The Intra-Procedure and Post-Procedure Segments in a RUC Assessment of Total Procedural Time
Sergio Bartakian, MD, FSCAI, FAAP; Sarosh Batlivala, MD, MSCI; James C. Blankenship, MD, MHCM, MACC, MSCAI; Jeff Delaney, MD, FSCAI; Gurumurthy Hiremath, MD, FACC, FSCAI; Mark Hoyer, MD, FSCAI; Frank Ing, MD, FACC, MSCAI
This is the third article in a series from the PICCW designed to educate providers on coding/billing practices for CCCHD, as well as update the community regarding ongoing projects. Importantly, the reader must understand these topics cover only one component of reimbursement, the physician work RVU. The other two components of the RVU system, practice expense RVU and professional liability RVU, are beyond the scope of this work.
Unlike the pre-procedure and post-procedure segments, the intra-procedure time is fairly straightforward and is generally thought of as the “skin-to-skin” time. In the congenital catheterization lab this begins with you/your surrogate placing hands on the patient, evaluating where to apply local anesthetic and begin the process of obtaining vascular access, including any ultrasound imaging. It concludes, very importantly, not with the sheath out time, rather with the time hemostasis is achieved and a dressing applied.

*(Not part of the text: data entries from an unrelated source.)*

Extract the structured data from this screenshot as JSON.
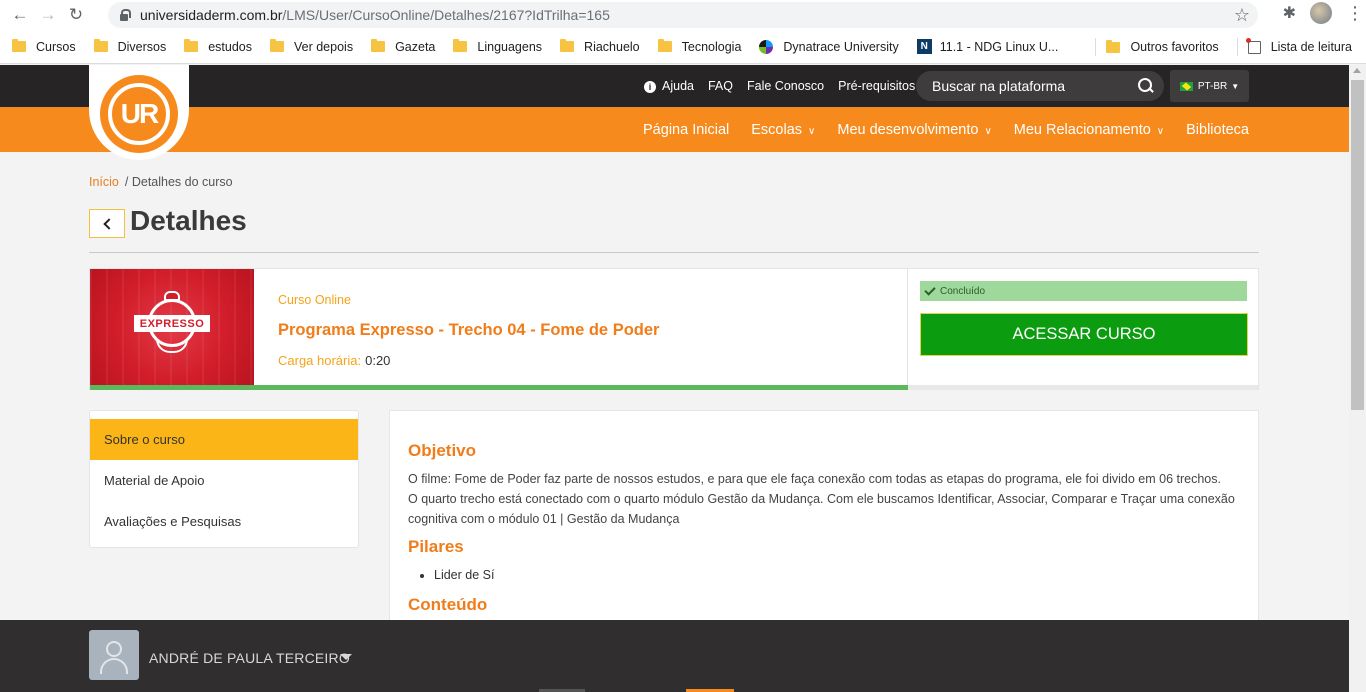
{
  "browser": {
    "url_host": "universidaderm.com.br",
    "url_path": "/LMS/User/CursoOnline/Detalhes/2167?IdTrilha=165",
    "bookmarks": [
      {
        "label": "Cursos",
        "icon": "folder-icon"
      },
      {
        "label": "Diversos",
        "icon": "folder-icon"
      },
      {
        "label": "estudos",
        "icon": "folder-icon"
      },
      {
        "label": "Ver depois",
        "icon": "folder-icon"
      },
      {
        "label": "Gazeta",
        "icon": "folder-icon"
      },
      {
        "label": "Linguagens",
        "icon": "folder-icon"
      },
      {
        "label": "Riachuelo",
        "icon": "folder-icon"
      },
      {
        "label": "Tecnologia",
        "icon": "folder-icon"
      },
      {
        "label": "Dynatrace University",
        "icon": "dynatrace-icon"
      },
      {
        "label": "11.1 - NDG Linux U...",
        "icon": "ndg-icon"
      }
    ],
    "other_favorites": "Outros favoritos",
    "reading_list": "Lista de leitura"
  },
  "header": {
    "logo_text": "UR",
    "help": "Ajuda",
    "faq": "FAQ",
    "contact": "Fale Conosco",
    "prereq": "Pré-requisitos",
    "search_placeholder": "Buscar na plataforma",
    "language": "PT-BR",
    "nav": {
      "home": "Página Inicial",
      "schools": "Escolas",
      "development": "Meu desenvolvimento",
      "relationship": "Meu Relacionamento",
      "library": "Biblioteca"
    },
    "colors": {
      "topbar": "#272425",
      "accent": "#f78a1d"
    }
  },
  "breadcrumb": {
    "home": "Início",
    "current": "/ Detalhes do curso"
  },
  "page": {
    "title": "Detalhes"
  },
  "course": {
    "thumb_label": "EXPRESSO",
    "type": "Curso Online",
    "title": "Programa Expresso - Trecho 04 - Fome de Poder",
    "hours_label": "Carga horária:",
    "hours_value": "0:20",
    "status": "Concluído",
    "access_button": "ACESSAR CURSO",
    "progress_fraction": 0.7
  },
  "side_menu": {
    "items": [
      "Sobre o curso",
      "Material de Apoio",
      "Avaliações e Pesquisas"
    ]
  },
  "content": {
    "objective_heading": "Objetivo",
    "objective_line1": "O filme: Fome de Poder faz parte de nossos estudos, e para que ele faça conexão com todas as etapas do programa, ele foi divido em 06 trechos.",
    "objective_line2": "O quarto trecho está conectado com o quarto módulo Gestão da Mudança. Com ele buscamos Identificar, Associar, Comparar e Traçar uma conexão cognitiva com o módulo 01 | Gestão da Mudança",
    "pillars_heading": "Pilares",
    "pillars": [
      "Lider de Sí"
    ],
    "content_heading": "Conteúdo"
  },
  "user": {
    "name": "ANDRÉ DE PAULA TERCEIRO"
  }
}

FIGURE 1 Change in intra-procedure time with increasing complexity exposure over time. The left-most curve reflects estimates of intra-procedure time by operators performing TPVR procedures on simple patients in the early experience. The right-most curve reflects estimates of operators performing TPVR in the larger number of more complex patients at the present time. NOTE: This figure is not based on any specific data set, rather only meant to be a figurative description of the effect of a change in patient population.
The most important concept to understand with estimation of intra-procedure time is that of capturing the “typical” scenario. The CPT®/RUC process generally defines “typical” as the scenario that is encountered in at least 51% of cases. Respondents to a RUC survey must read all of the information provided closely. There will be a vignette at the start of the survey, which will instruct as to what the typical patient is and ask whether the respondent agrees. It is important to bear in mind that the typical patient for each respondent may not necessarily be the same as the typical for the entire specialty. The survey respondent is supposed to be familiar with the procedure for the typical patient described, which may not necessarily be their typical patient. If they have no familiarity with a typical patient described, then they should not complete the survey.
To read the full article, please go to the July 2020 Issue of CCT.